Each line below with the string "runtime" should be copied.

§ Given records
--- --- ---

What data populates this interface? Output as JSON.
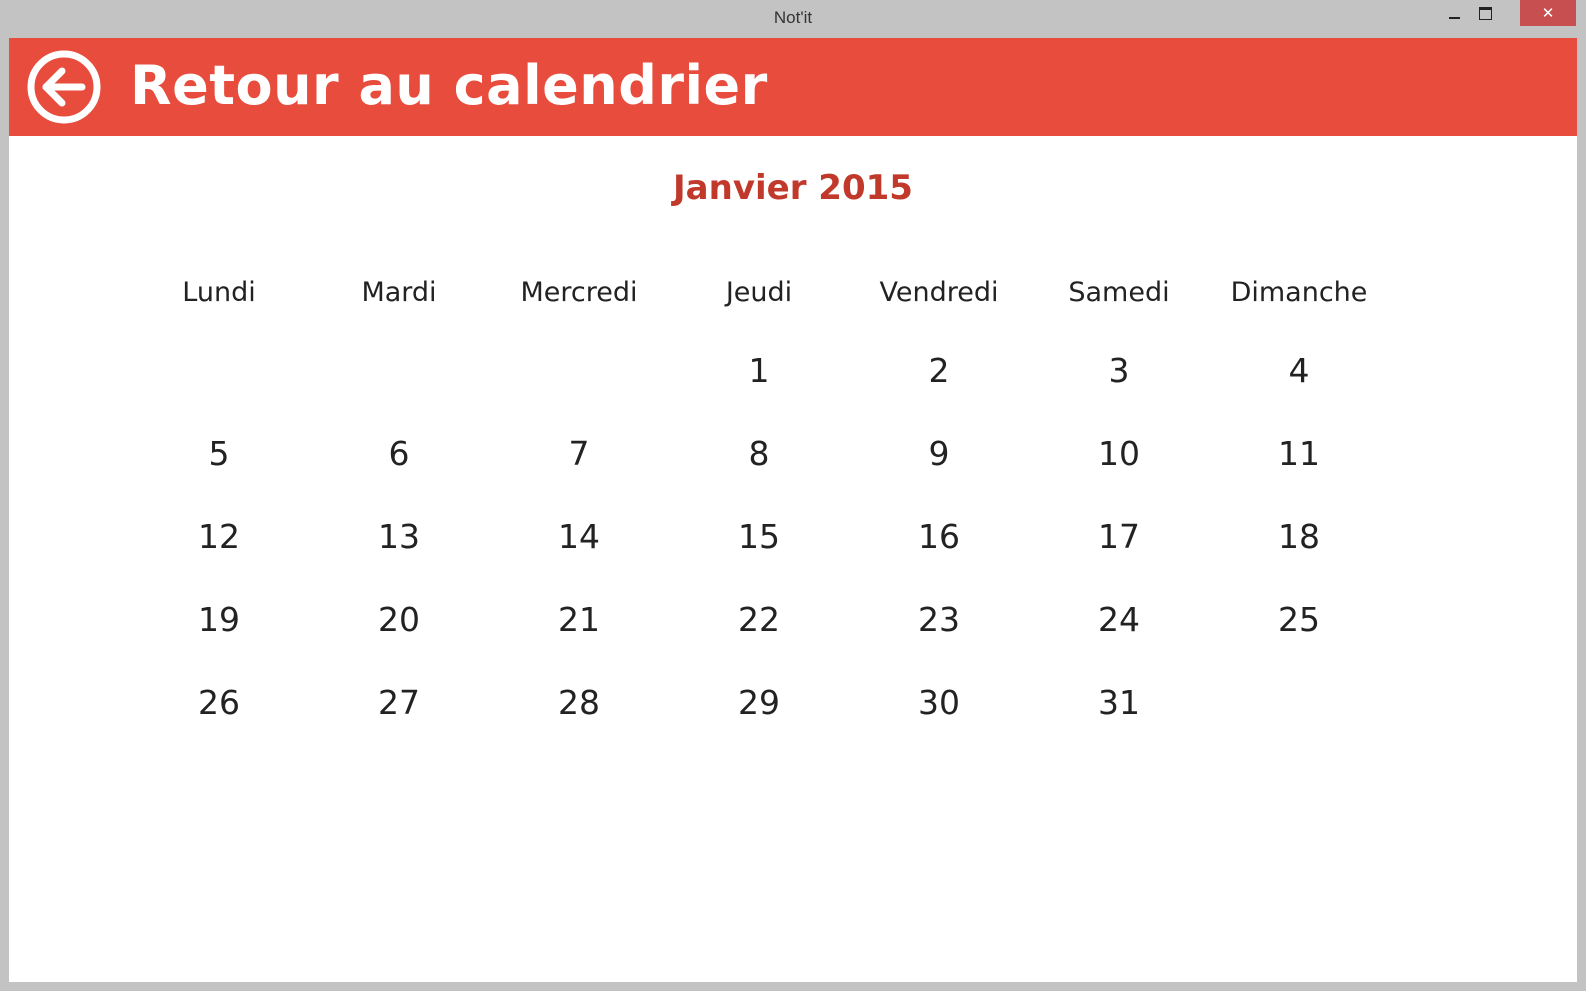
{
  "window": {
    "title": "Not'it",
    "close_glyph": "✕"
  },
  "header": {
    "back_icon": "arrow-left-circle-icon",
    "title": "Retour au calendrier",
    "accent_color": "#e84c3d"
  },
  "calendar": {
    "month_title": "Janvier 2015",
    "month_color": "#c0392b",
    "weekdays": [
      "Lundi",
      "Mardi",
      "Mercredi",
      "Jeudi",
      "Vendredi",
      "Samedi",
      "Dimanche"
    ],
    "weeks": [
      [
        "",
        "",
        "",
        "1",
        "2",
        "3",
        "4"
      ],
      [
        "5",
        "6",
        "7",
        "8",
        "9",
        "10",
        "11"
      ],
      [
        "12",
        "13",
        "14",
        "15",
        "16",
        "17",
        "18"
      ],
      [
        "19",
        "20",
        "21",
        "22",
        "23",
        "24",
        "25"
      ],
      [
        "26",
        "27",
        "28",
        "29",
        "30",
        "31",
        ""
      ]
    ]
  }
}
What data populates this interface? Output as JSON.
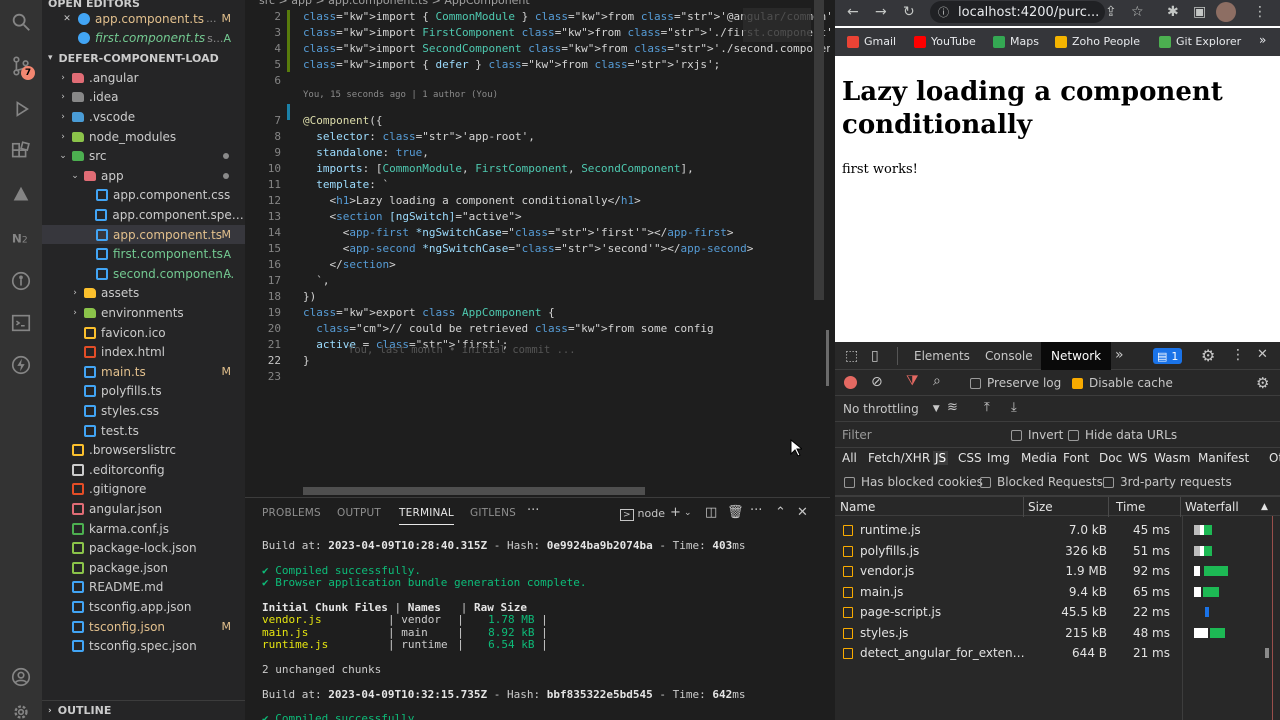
{
  "explorer": {
    "open_editors_title": "OPEN EDITORS",
    "open_editors": [
      {
        "label": "app.component.ts",
        "suffix": "...",
        "status": "M"
      },
      {
        "label": "first.component.ts",
        "suffix": "s...",
        "status": "A"
      }
    ],
    "project_title": "DEFER-COMPONENT-LOAD",
    "tree": [
      {
        "label": ".angular",
        "kind": "folder",
        "depth": 0,
        "color": "#e06c75"
      },
      {
        "label": ".idea",
        "kind": "folder",
        "depth": 0,
        "color": "#888"
      },
      {
        "label": ".vscode",
        "kind": "folder",
        "depth": 0,
        "color": "#4a9cd6"
      },
      {
        "label": "node_modules",
        "kind": "folder",
        "depth": 0,
        "color": "#8bc34a"
      },
      {
        "label": "src",
        "kind": "folder-open",
        "depth": 0,
        "color": "#4caf50"
      },
      {
        "label": "app",
        "kind": "folder-open",
        "depth": 1,
        "color": "#e06c75"
      },
      {
        "label": "app.component.css",
        "kind": "file",
        "depth": 2,
        "color": "#42a5f5"
      },
      {
        "label": "app.component.spec.ts",
        "kind": "file",
        "depth": 2,
        "color": "#42a5f5"
      },
      {
        "label": "app.component.ts",
        "kind": "file",
        "depth": 2,
        "color": "#42a5f5",
        "status": "M",
        "selected": true
      },
      {
        "label": "first.component.ts",
        "kind": "file",
        "depth": 2,
        "color": "#42a5f5",
        "status": "A"
      },
      {
        "label": "second.componen...",
        "kind": "file",
        "depth": 2,
        "color": "#42a5f5",
        "status": "A"
      },
      {
        "label": "assets",
        "kind": "folder",
        "depth": 1,
        "color": "#fbc02d"
      },
      {
        "label": "environments",
        "kind": "folder",
        "depth": 1,
        "color": "#8bc34a"
      },
      {
        "label": "favicon.ico",
        "kind": "file",
        "depth": 1,
        "color": "#fbc02d"
      },
      {
        "label": "index.html",
        "kind": "file",
        "depth": 1,
        "color": "#e44d26"
      },
      {
        "label": "main.ts",
        "kind": "file",
        "depth": 1,
        "color": "#42a5f5",
        "status": "M"
      },
      {
        "label": "polyfills.ts",
        "kind": "file",
        "depth": 1,
        "color": "#42a5f5"
      },
      {
        "label": "styles.css",
        "kind": "file",
        "depth": 1,
        "color": "#42a5f5"
      },
      {
        "label": "test.ts",
        "kind": "file",
        "depth": 1,
        "color": "#42a5f5"
      },
      {
        "label": ".browserslistrc",
        "kind": "file",
        "depth": 0,
        "color": "#fbc02d"
      },
      {
        "label": ".editorconfig",
        "kind": "file",
        "depth": 0,
        "color": "#ccc"
      },
      {
        "label": ".gitignore",
        "kind": "file",
        "depth": 0,
        "color": "#e44d26"
      },
      {
        "label": "angular.json",
        "kind": "file",
        "depth": 0,
        "color": "#e06c75"
      },
      {
        "label": "karma.conf.js",
        "kind": "file",
        "depth": 0,
        "color": "#4caf50"
      },
      {
        "label": "package-lock.json",
        "kind": "file",
        "depth": 0,
        "color": "#8bc34a"
      },
      {
        "label": "package.json",
        "kind": "file",
        "depth": 0,
        "color": "#8bc34a"
      },
      {
        "label": "README.md",
        "kind": "file",
        "depth": 0,
        "color": "#42a5f5"
      },
      {
        "label": "tsconfig.app.json",
        "kind": "file",
        "depth": 0,
        "color": "#42a5f5"
      },
      {
        "label": "tsconfig.json",
        "kind": "file",
        "depth": 0,
        "color": "#42a5f5",
        "status": "M"
      },
      {
        "label": "tsconfig.spec.json",
        "kind": "file",
        "depth": 0,
        "color": "#42a5f5"
      }
    ],
    "outline_title": "OUTLINE"
  },
  "activity": {
    "scm_badge": "7"
  },
  "editor": {
    "breadcrumb": "src > app > app.component.ts > AppComponent",
    "blame": "You, 15 seconds ago | 1 author (You)",
    "inline_blame": "You, last month • initial commit ...",
    "lines": [
      {
        "n": "2",
        "code": "import { CommonModule } from '@angular/common';"
      },
      {
        "n": "3",
        "code": "import FirstComponent from './first.component';"
      },
      {
        "n": "4",
        "code": "import SecondComponent from './second.component';"
      },
      {
        "n": "5",
        "code": "import { defer } from 'rxjs';"
      },
      {
        "n": "6",
        "code": ""
      },
      {
        "n": "7",
        "code": "@Component({"
      },
      {
        "n": "8",
        "code": "  selector: 'app-root',"
      },
      {
        "n": "9",
        "code": "  standalone: true,"
      },
      {
        "n": "10",
        "code": "  imports: [CommonModule, FirstComponent, SecondComponent],"
      },
      {
        "n": "11",
        "code": "  template: `"
      },
      {
        "n": "12",
        "code": "    <h1>Lazy loading a component conditionally</h1>"
      },
      {
        "n": "13",
        "code": "    <section [ngSwitch]=\"active\">"
      },
      {
        "n": "14",
        "code": "      <app-first *ngSwitchCase=\"'first'\"></app-first>"
      },
      {
        "n": "15",
        "code": "      <app-second *ngSwitchCase=\"'second'\"></app-second>"
      },
      {
        "n": "16",
        "code": "    </section>"
      },
      {
        "n": "17",
        "code": "  `,"
      },
      {
        "n": "18",
        "code": "})"
      },
      {
        "n": "19",
        "code": "export class AppComponent {"
      },
      {
        "n": "20",
        "code": "  // could be retrieved from some config"
      },
      {
        "n": "21",
        "code": "  active = 'first';"
      },
      {
        "n": "22",
        "code": "}"
      },
      {
        "n": "23",
        "code": ""
      }
    ]
  },
  "panel": {
    "tabs": [
      "PROBLEMS",
      "OUTPUT",
      "TERMINAL",
      "GITLENS"
    ],
    "active_tab": "TERMINAL",
    "shell": "node",
    "terminal": {
      "build1_prefix": "Build at: ",
      "build1_time": "2023-04-09T10:28:40.315Z",
      "build1_hash_label": " - Hash: ",
      "build1_hash": "0e9924ba9b2074ba",
      "build1_time_label": " - Time: ",
      "build1_ms": "403",
      "ms": "ms",
      "compiled": "✔ Compiled successfully.",
      "bundle": "✔ Browser application bundle generation complete.",
      "h_files": "Initial Chunk Files",
      "h_names": "Names",
      "h_size": "Raw Size",
      "chunks": [
        {
          "file": "vendor.js",
          "name": "vendor",
          "size": "1.78 MB"
        },
        {
          "file": "main.js",
          "name": "main",
          "size": "8.92 kB"
        },
        {
          "file": "runtime.js",
          "name": "runtime",
          "size": "6.54 kB"
        }
      ],
      "unchanged": "2 unchanged chunks",
      "build2_time": "2023-04-09T10:32:15.735Z",
      "build2_hash": "bbf835322e5bd545",
      "build2_ms": "642",
      "compiled2": "✔ Compiled successfully."
    }
  },
  "browser": {
    "url": "localhost:4200/purc...",
    "bookmarks": [
      {
        "label": "Gmail",
        "color": "#ea4335"
      },
      {
        "label": "YouTube",
        "color": "#ff0000"
      },
      {
        "label": "Maps",
        "color": "#34a853"
      },
      {
        "label": "Zoho People",
        "color": "#f4b400"
      },
      {
        "label": "Git Explorer",
        "color": "#4caf50"
      }
    ],
    "heading": "Lazy loading a component conditionally",
    "body": "first works!"
  },
  "devtools": {
    "tabs": [
      "Elements",
      "Console",
      "Network"
    ],
    "active": "Network",
    "issues_count": "1",
    "preserve_log": "Preserve log",
    "disable_cache": "Disable cache",
    "throttling": "No throttling",
    "filter_placeholder": "Filter",
    "invert": "Invert",
    "hide_data": "Hide data URLs",
    "types": [
      "All",
      "Fetch/XHR",
      "JS",
      "CSS",
      "Img",
      "Media",
      "Font",
      "Doc",
      "WS",
      "Wasm",
      "Manifest",
      "Other"
    ],
    "active_type": "JS",
    "blocked_cookies": "Has blocked cookies",
    "blocked_requests": "Blocked Requests",
    "third_party": "3rd-party requests",
    "columns": {
      "name": "Name",
      "size": "Size",
      "time": "Time",
      "waterfall": "Waterfall"
    },
    "rows": [
      {
        "name": "runtime.js",
        "size": "7.0 kB",
        "time": "45 ms"
      },
      {
        "name": "polyfills.js",
        "size": "326 kB",
        "time": "51 ms"
      },
      {
        "name": "vendor.js",
        "size": "1.9 MB",
        "time": "92 ms"
      },
      {
        "name": "main.js",
        "size": "9.4 kB",
        "time": "65 ms"
      },
      {
        "name": "page-script.js",
        "size": "45.5 kB",
        "time": "22 ms"
      },
      {
        "name": "styles.js",
        "size": "215 kB",
        "time": "48 ms"
      },
      {
        "name": "detect_angular_for_extensi...",
        "size": "644 B",
        "time": "21 ms"
      }
    ]
  }
}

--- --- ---

§ Answer for the task
          "file": "runtime.js",
          "name": "runtime",
        "name": "runtime.js",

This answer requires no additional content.